Entries from a dataset of interfaces

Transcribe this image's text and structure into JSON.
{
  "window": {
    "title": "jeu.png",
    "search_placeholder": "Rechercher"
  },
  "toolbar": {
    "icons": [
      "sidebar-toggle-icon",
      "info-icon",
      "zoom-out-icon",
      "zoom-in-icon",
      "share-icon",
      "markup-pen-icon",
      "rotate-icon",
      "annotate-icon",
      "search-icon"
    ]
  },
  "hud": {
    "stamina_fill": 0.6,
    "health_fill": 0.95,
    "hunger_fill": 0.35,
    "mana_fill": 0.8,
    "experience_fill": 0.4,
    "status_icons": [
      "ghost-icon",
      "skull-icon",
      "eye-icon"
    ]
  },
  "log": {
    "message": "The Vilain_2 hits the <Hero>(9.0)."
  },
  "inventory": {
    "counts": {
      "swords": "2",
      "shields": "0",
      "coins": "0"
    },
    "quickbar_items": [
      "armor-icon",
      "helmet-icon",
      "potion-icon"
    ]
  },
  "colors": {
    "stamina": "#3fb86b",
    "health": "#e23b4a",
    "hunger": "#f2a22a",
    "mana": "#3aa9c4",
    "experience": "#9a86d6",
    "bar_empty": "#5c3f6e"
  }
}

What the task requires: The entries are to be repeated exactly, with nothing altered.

Response area:
Transcribe this image's text and structure into JSON.
{
  "window": {
    "title": "jeu.png",
    "search_placeholder": "Rechercher"
  },
  "toolbar": {
    "icons": [
      "sidebar-toggle-icon",
      "info-icon",
      "zoom-out-icon",
      "zoom-in-icon",
      "share-icon",
      "markup-pen-icon",
      "rotate-icon",
      "annotate-icon",
      "search-icon"
    ]
  },
  "hud": {
    "stamina_fill": 0.6,
    "health_fill": 0.95,
    "hunger_fill": 0.35,
    "mana_fill": 0.8,
    "experience_fill": 0.4,
    "status_icons": [
      "ghost-icon",
      "skull-icon",
      "eye-icon"
    ]
  },
  "log": {
    "message": "The Vilain_2 hits the <Hero>(9.0)."
  },
  "inventory": {
    "counts": {
      "swords": "2",
      "shields": "0",
      "coins": "0"
    },
    "quickbar_items": [
      "armor-icon",
      "helmet-icon",
      "potion-icon"
    ]
  },
  "colors": {
    "stamina": "#3fb86b",
    "health": "#e23b4a",
    "hunger": "#f2a22a",
    "mana": "#3aa9c4",
    "experience": "#9a86d6",
    "bar_empty": "#5c3f6e"
  }
}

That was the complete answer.